The AACC is affiliated with the Yale College Dean’s Office, located at 55 Whitney Ave, 2nd Floor. This Office supports the Center and its affiliated student organizations.
AACC Director/Assistant Dean of Yale College
Joliana Yee (She|Her|Hers)
Joliana Yee’s tenure as Director of the Asian American Cultural Center at Yale began in January 2018. Prior to joining the AACC staff, Dean Yee served as a Residence Hall Director at the University of Connecticut for four years where she worked closely with campus partners to create an inclusive and equitable living and learning environment. Dean Yee’s dedication to serving Asian/Asian American students and striving for social justice stems from her re-racialization experiences as an Asian international undergraduate student at Miami University over a decade ago. Born and raised in Kuala Lumpur, Malaysia, Dean Yee is a first-generation college student who earned her M.S.Ed. in Higher Education and Student Affairs from Indiana University and her B.A. in Economics and Political Science from Miami University. Dean Yee is also currently pursuing her Ph.D. in Higher Education from Loyola University Chicago. Her dissertation focuses on highlighting student affairs practice that cultivates the critical consciousness development of Asian/Asian American college students. She also currently serves as the Co-Chair Elect for the National Association of Student Personnel Administrators’ (NASPA) Asian Pacific Islander Knowledge Community (APIKC).
AACC Assistant Director
Sheraz Iqbal (He|Him|His)

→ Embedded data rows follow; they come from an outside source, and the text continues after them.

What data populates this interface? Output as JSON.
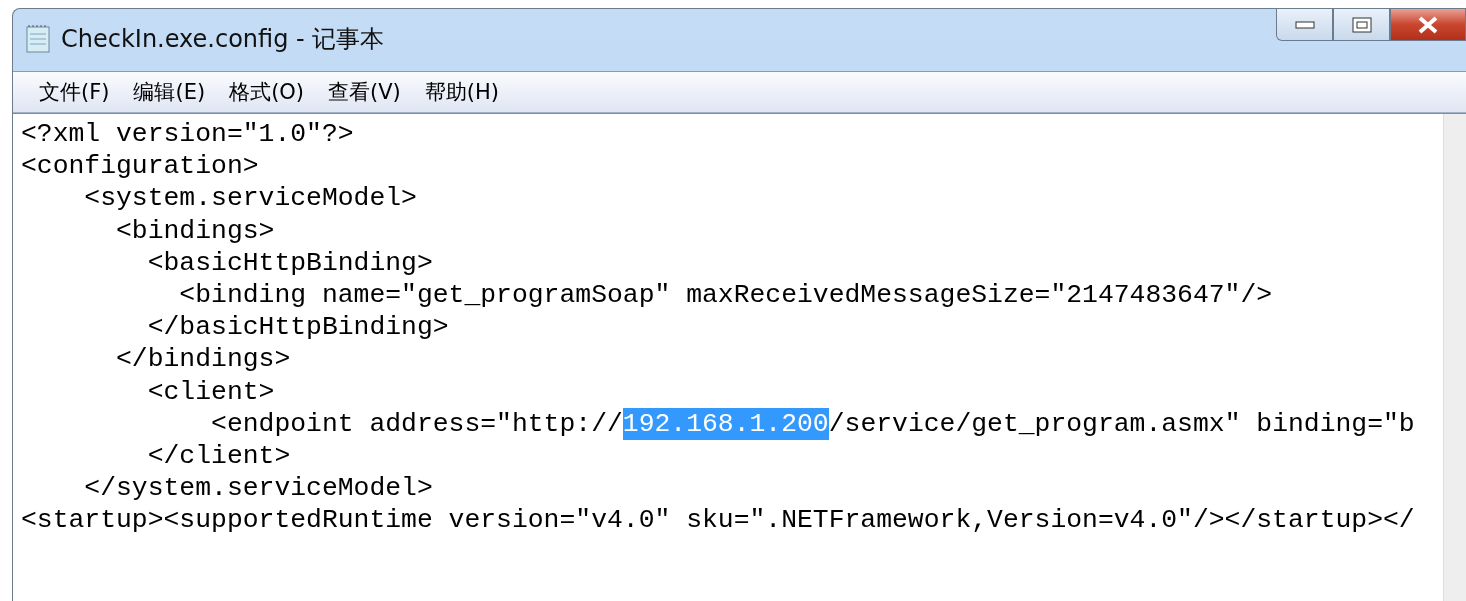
{
  "window": {
    "title": "CheckIn.exe.config - 记事本"
  },
  "menu": [
    {
      "label": "文件(F)"
    },
    {
      "label": "编辑(E)"
    },
    {
      "label": "格式(O)"
    },
    {
      "label": "查看(V)"
    },
    {
      "label": "帮助(H)"
    }
  ],
  "editor": {
    "lines": [
      {
        "parts": [
          {
            "text": "<?xml version=\"1.0\"?>",
            "selected": false
          }
        ]
      },
      {
        "parts": [
          {
            "text": "<configuration>",
            "selected": false
          }
        ]
      },
      {
        "parts": [
          {
            "text": "    <system.serviceModel>",
            "selected": false
          }
        ]
      },
      {
        "parts": [
          {
            "text": "      <bindings>",
            "selected": false
          }
        ]
      },
      {
        "parts": [
          {
            "text": "        <basicHttpBinding>",
            "selected": false
          }
        ]
      },
      {
        "parts": [
          {
            "text": "          <binding name=\"get_programSoap\" maxReceivedMessageSize=\"2147483647\"/>",
            "selected": false
          }
        ]
      },
      {
        "parts": [
          {
            "text": "        </basicHttpBinding>",
            "selected": false
          }
        ]
      },
      {
        "parts": [
          {
            "text": "      </bindings>",
            "selected": false
          }
        ]
      },
      {
        "parts": [
          {
            "text": "        <client>",
            "selected": false
          }
        ]
      },
      {
        "parts": [
          {
            "text": "            <endpoint address=\"http://",
            "selected": false
          },
          {
            "text": "192.168.1.200",
            "selected": true
          },
          {
            "text": "/service/get_program.asmx\" binding=\"b",
            "selected": false
          }
        ]
      },
      {
        "parts": [
          {
            "text": "        </client>",
            "selected": false
          }
        ]
      },
      {
        "parts": [
          {
            "text": "    </system.serviceModel>",
            "selected": false
          }
        ]
      },
      {
        "parts": [
          {
            "text": "<startup><supportedRuntime version=\"v4.0\" sku=\".NETFramework,Version=v4.0\"/></startup></",
            "selected": false
          }
        ]
      }
    ]
  }
}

Sheraz Iqbal started his tenure as the Assistant Director of the Asian American Cultural Center in July 2017. Sheraz was born in Pakistan and grew up in Long Island, NY. He earned his bachelor’s degree in Mathematics at Ithaca College and his master’s degree in Student Personnel in Higher Education at the University of Florida. Sheraz is a first-generation college student, trailblazing into a career in Student Affairs and Higher Education. He has served in various roles in the field working in residence life, orientation, leadership and service, and multicultural engagement. His work with Asian Pacific Islander Desi American (APIDA) students includes serving as the Chair of Assessment at the University of Florida’s Asian Pacific Islander American Affairs where he did assessment and research on ways to create more inclusivity for the center. Additionally, he is involved with ACPA-American College Personnel Association and serves as the Community Engagement Chair for the Asian Pacific American Network (APAN).